### Video Transcript

In the figure below, 𝐅 sub one
and 𝐅 sub two are two parallel forces measured in newtons, where 𝑅 is their
resultant. If 𝑅 is equal to 30 newtons,
𝐴𝐵 equals 36 centimeters, and 𝐵𝐶 equals 24 centimeters, determine the
magnitude of 𝐅 sub one and 𝐅 sub two.

In this question, we have two
parallel coplanar forces, 𝐅 sub one and 𝐅 sub two, acting in opposite
directions. We are also given the resultant
force 𝑅, which is equal to 30 newtons. The distance from point 𝐴 to
𝐵 is 36 centimeters, and the distance from 𝐵 to 𝐶 is 24 centimeters. The lines of action of our
forces 𝐅 sub one, 𝐅 sub two, and 𝑅 are not perpendicular to the line segment
𝐴𝐶. However, as our three forces
are parallel, we can add the angle 𝜃 to our diagram as shown.

We can calculate the
perpendicular components of these forces using our knowledge of right angle
trigonometry. These are equal to 𝐅 sub one
sin 𝜃, 𝐅 sub two sin 𝜃, and 𝑅 sin 𝜃. These will be useful when we
come to take moments, as the moment of a force is equal to the magnitude of
force multiplied by the perpendicular distance to the point at which we are
taking moments. Whilst we can take moments
about any point on our line, in this question, we will do so about point 𝐴.

We will consider moments acting
in the counterclockwise direction to be positive and those acting in the
clockwise direction to be negative. This means that the moment 𝑀
sub one of the force 𝐅 sub one acts in the positive direction and is equal to
𝐅 sub one sin 𝜃 multiplied by 36. We can repeat this process for
𝑀 sub two, which is the moment of the force 𝐅 sub two. As this acts in the negative
direction, this is equal to negative 𝐅 sub two sin 𝜃 multiplied by 60.

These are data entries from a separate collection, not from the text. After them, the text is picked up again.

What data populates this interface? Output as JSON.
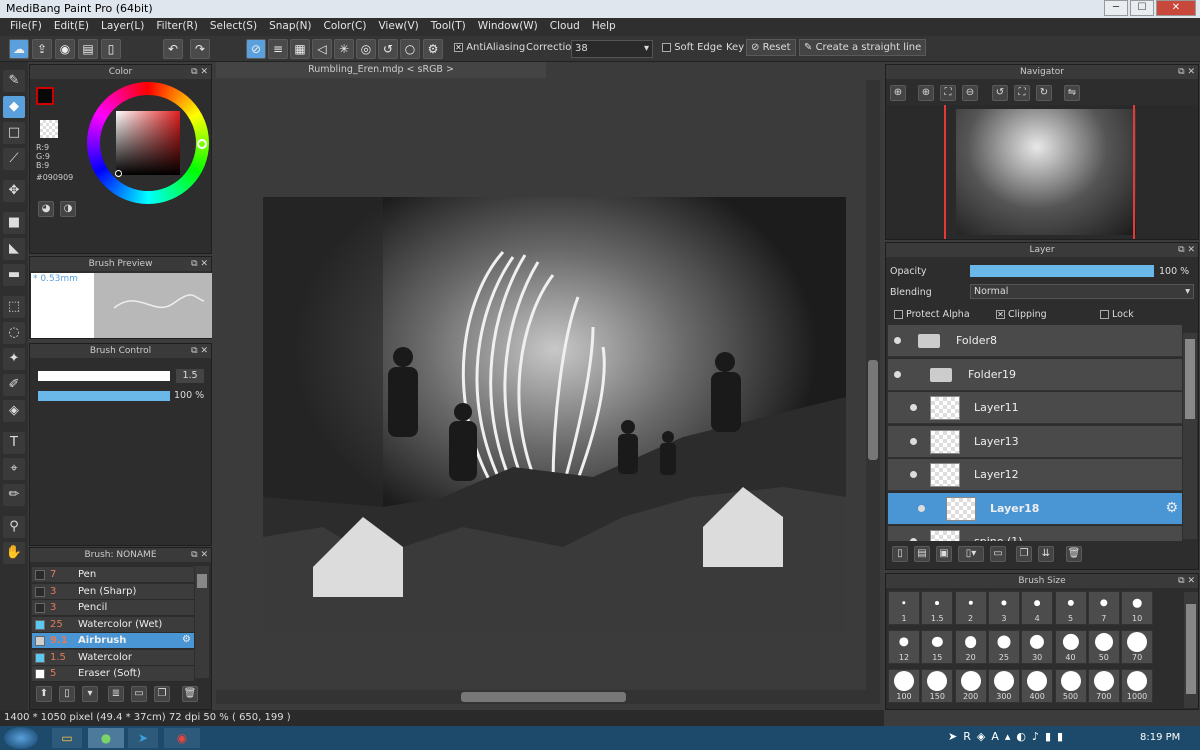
{
  "window": {
    "title": "MediBang Paint Pro (64bit)",
    "minimize": "─",
    "maximize": "☐",
    "close": "✕"
  },
  "menu": [
    "File(F)",
    "Edit(E)",
    "Layer(L)",
    "Filter(R)",
    "Select(S)",
    "Snap(N)",
    "Color(C)",
    "View(V)",
    "Tool(T)",
    "Window(W)",
    "Cloud",
    "Help"
  ],
  "toolbar": {
    "antialiasing_label": "AntiAliasing",
    "correction_label": "Correction",
    "correction_value": "38",
    "soft_edge_label": "Soft Edge",
    "key_label": "Key",
    "reset_label": "Reset",
    "straight_line_label": "Create a straight line"
  },
  "color_panel": {
    "title": "Color",
    "r": "R:9",
    "g": "G:9",
    "b": "B:9",
    "hex": "#090909",
    "fg_color": "#090909"
  },
  "brush_preview": {
    "title": "Brush Preview",
    "size": "* 0.53mm"
  },
  "brush_control": {
    "title": "Brush Control",
    "size_value": "1.5",
    "opacity_value": "100 %",
    "opacity_fraction": 1.0
  },
  "brush_list": {
    "title": "Brush: NONAME",
    "items": [
      {
        "size": "7",
        "name": "Pen",
        "color": "#2a2a2a"
      },
      {
        "size": "3",
        "name": "Pen (Sharp)",
        "color": "#2a2a2a"
      },
      {
        "size": "3",
        "name": "Pencil",
        "color": "#2a2a2a"
      },
      {
        "size": "25",
        "name": "Watercolor (Wet)",
        "color": "#5bc8f0"
      },
      {
        "size": "9.1",
        "name": "Airbrush",
        "color": "#cfcfcf"
      },
      {
        "size": "1.5",
        "name": "Watercolor",
        "color": "#5bc8f0"
      },
      {
        "size": "5",
        "name": "Eraser (Soft)",
        "color": "#ffffff"
      }
    ],
    "selected_index": 4
  },
  "document": {
    "tab": "Rumbling_Eren.mdp < sRGB >"
  },
  "navigator": {
    "title": "Navigator"
  },
  "layer_panel": {
    "title": "Layer",
    "opacity_label": "Opacity",
    "opacity_value": "100 %",
    "opacity_fraction": 1.0,
    "blending_label": "Blending",
    "blending_value": "Normal",
    "protect_alpha": "Protect Alpha",
    "clipping": "Clipping",
    "lock": "Lock",
    "layers": [
      {
        "name": "Folder8",
        "type": "folder"
      },
      {
        "name": "Folder19",
        "type": "folder"
      },
      {
        "name": "Layer11",
        "type": "layer"
      },
      {
        "name": "Layer13",
        "type": "layer"
      },
      {
        "name": "Layer12",
        "type": "layer"
      },
      {
        "name": "Layer18",
        "type": "layer",
        "selected": true
      },
      {
        "name": "spine (1)",
        "type": "layer"
      }
    ]
  },
  "brush_size": {
    "title": "Brush Size",
    "sizes": [
      "1",
      "1.5",
      "2",
      "3",
      "4",
      "5",
      "7",
      "10",
      "12",
      "15",
      "20",
      "25",
      "30",
      "40",
      "50",
      "70",
      "100",
      "150",
      "200",
      "300",
      "400",
      "500",
      "700",
      "1000"
    ]
  },
  "status": "1400 * 1050 pixel  (49.4 * 37cm)  72 dpi  50 %  ( 650, 199 )",
  "taskbar": {
    "time": "8:19 PM"
  }
}
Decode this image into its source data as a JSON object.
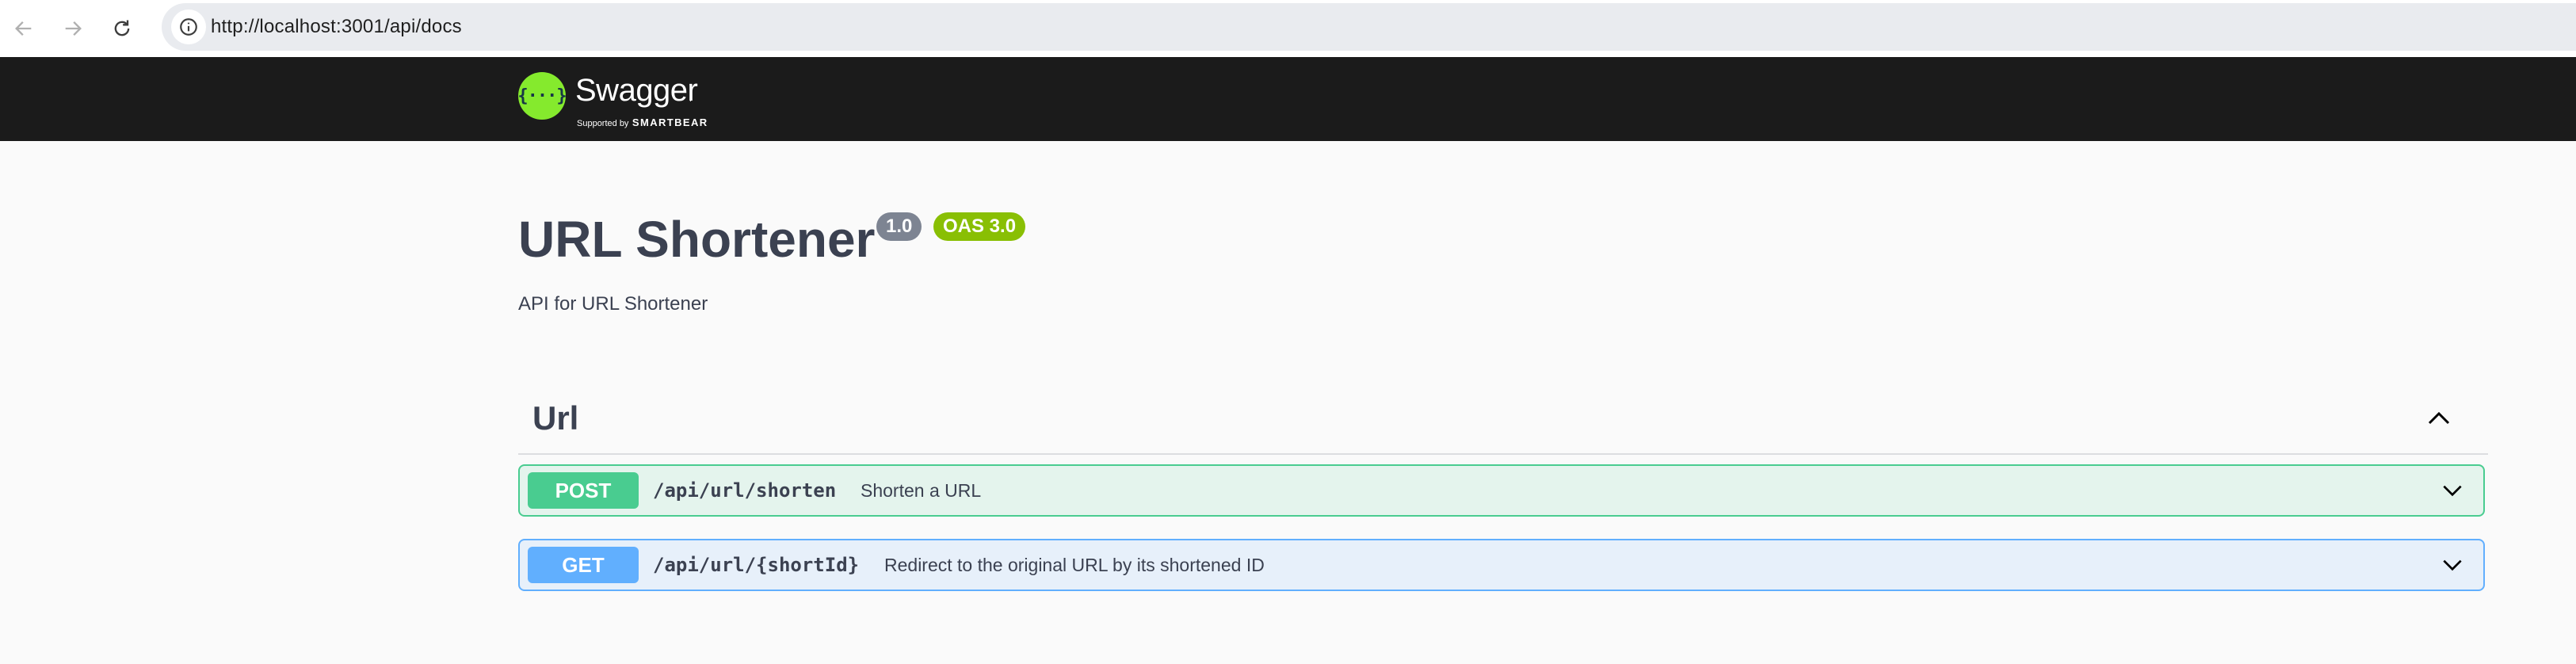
{
  "browser": {
    "url": "http://localhost:3001/api/docs",
    "icons": {
      "back": "arrow-left-icon",
      "forward": "arrow-right-icon",
      "reload": "reload-icon",
      "info": "info-icon"
    }
  },
  "topbar": {
    "logo_title": "Swagger",
    "logo_tm": ".",
    "supported_by": "Supported by",
    "brand": "SMARTBEAR",
    "logo_mark": "{···}"
  },
  "info": {
    "title": "URL Shortener",
    "version": "1.0",
    "oas": "OAS 3.0",
    "description": "API for URL Shortener"
  },
  "tags": [
    {
      "name": "Url",
      "expanded": true,
      "operations": [
        {
          "method": "POST",
          "path": "/api/url/shorten",
          "summary": "Shorten a URL",
          "color": "#49cc90"
        },
        {
          "method": "GET",
          "path": "/api/url/{shortId}",
          "summary": "Redirect to the original URL by its shortened ID",
          "color": "#61affe"
        }
      ]
    }
  ],
  "colors": {
    "topbar_bg": "#1b1b1b",
    "logo_green": "#85ea2d",
    "version_badge": "#7d8492",
    "oas_badge": "#89bf04",
    "post": "#49cc90",
    "get": "#61affe",
    "text": "#3b4151"
  }
}
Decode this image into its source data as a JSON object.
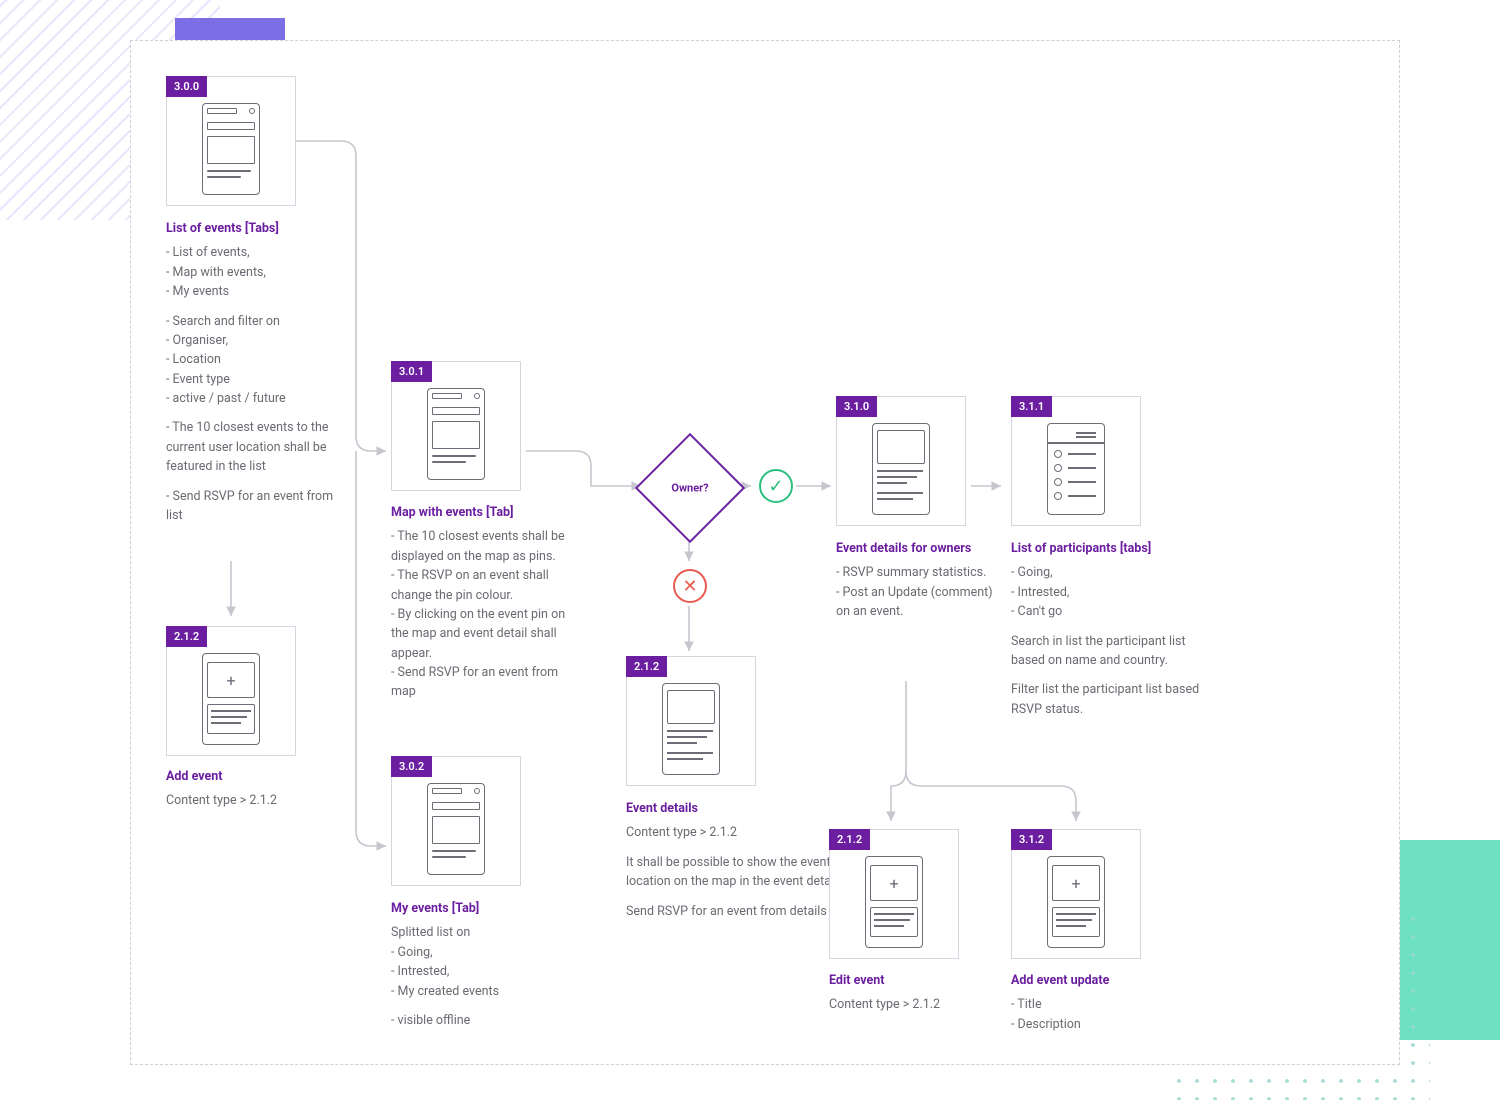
{
  "decision": {
    "label": "Owner?"
  },
  "nodes": {
    "n300": {
      "badge": "3.0.0",
      "title": "List of events [Tabs]",
      "lines": [
        "- List of events,",
        "- Map with events,",
        "- My events",
        "",
        "- Search and filter on",
        "- Organiser,",
        "- Location",
        "- Event type",
        "- active / past / future",
        "",
        "- The 10 closest events to the current user location shall be featured in the list",
        "",
        "- Send RSVP for an event from list"
      ]
    },
    "n212a": {
      "badge": "2.1.2",
      "title": "Add event",
      "lines": [
        "Content type > 2.1.2"
      ]
    },
    "n301": {
      "badge": "3.0.1",
      "title": "Map with events [Tab]",
      "lines": [
        "- The 10 closest events shall be displayed on the map as pins.",
        "- The RSVP on an event shall change the pin colour.",
        "- By clicking on the event pin on the map and event detail shall appear.",
        "- Send RSVP for an event from map"
      ]
    },
    "n302": {
      "badge": "3.0.2",
      "title": "My events [Tab]",
      "lines": [
        "Splitted list on",
        "- Going,",
        "- Intrested,",
        "- My created events",
        "",
        "- visible offline"
      ]
    },
    "n212b": {
      "badge": "2.1.2",
      "title": "Event details",
      "lines": [
        "Content type > 2.1.2",
        "",
        "It shall be possible to show the event location on the map in the event detail.",
        "",
        "Send RSVP for an event from details"
      ]
    },
    "n310": {
      "badge": "3.1.0",
      "title": "Event details for owners",
      "lines": [
        "- RSVP summary statistics.",
        "- Post an Update (comment) on an event."
      ]
    },
    "n311": {
      "badge": "3.1.1",
      "title": "List of participants [tabs]",
      "lines": [
        "- Going,",
        "- Intrested,",
        "- Can't go",
        "",
        "Search in list the participant list based on name and country.",
        "",
        "Filter list the participant list based RSVP status."
      ]
    },
    "n212c": {
      "badge": "2.1.2",
      "title": "Edit event",
      "lines": [
        "Content type > 2.1.2"
      ]
    },
    "n312": {
      "badge": "3.1.2",
      "title": "Add event update",
      "lines": [
        "- Title",
        "- Description"
      ]
    }
  }
}
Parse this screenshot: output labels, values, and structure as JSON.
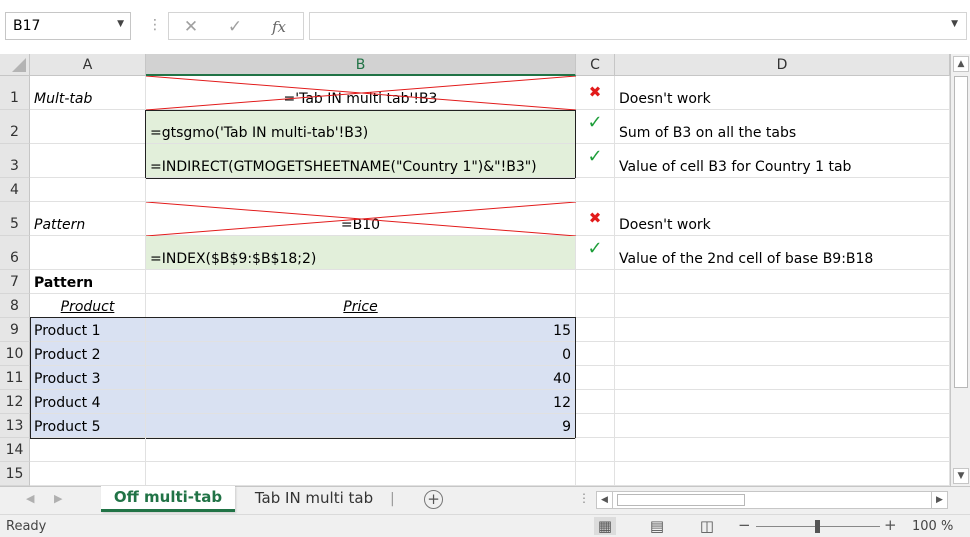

Our expressions for 𝑀 sub one
and 𝑀 sub two can be simplified as shown. We know that the distance 𝑥
from the line of action of the resultant force to the point at which we are
taking moments is equal to the sum of the moments divided by 𝑅. In this case, we are taking
moments about the point where the resultant acts. Therefore, 𝑥 is equal to
zero. This means that the sum of our
two moments must equal zero. 36 multiplied by 𝐅 sub one sin
𝜃 plus negative 60 multiplied by 𝐅 sub two sin 𝜃 equals zero. Since sin 𝜃 cannot be equal to
zero, we can divide through by this. We can also divide through by
12 such that three 𝐅 sub one minus five 𝐅 sub two equals zero. As there are two unknowns here,
we will call this equation one.

We will now consider the
resultant force and the fact that this is equal to the sum of the other
forces. Going back to our initial
diagram, if we let the positive direction be vertically upwards, we have 𝑅 is
equal to 𝐅 sub one plus negative 𝐅 sub two. Since 𝑅 is equal to 30
newtons, we have 30 is equal to 𝐅 sub one minus 𝐅 sub two. Adding 𝐅 sub two to both sides
of this equation, we have 𝐅 sub one is equal to 30 plus 𝐅 sub two. We will call this equation
two. And we now have a pair of
simultaneous equations that we can solve by substitution.

One way of doing this is to
substitute the expression for 𝐅 sub one in equation two into equation one. This gives us three multiplied
by 30 plus 𝐅 sub two minus five 𝐅 sub two is equal to zero. Distributing the parentheses
gives us 90 plus three 𝐅 sub two. The left-hand side then
simplifies to 90 minus two 𝐅 sub two. By adding two 𝐅 sub two to
both sides and then dividing through by two, we have 𝐅 sub two is equal to
45. Substituting this value back
into equation two gives us 𝐅 sub one is equal to 30 plus 45, which is equal to
75. The magnitude of the two forces
𝐅 sub one and 𝐅 sub two are 75 newtons and 45 newtons, respectively.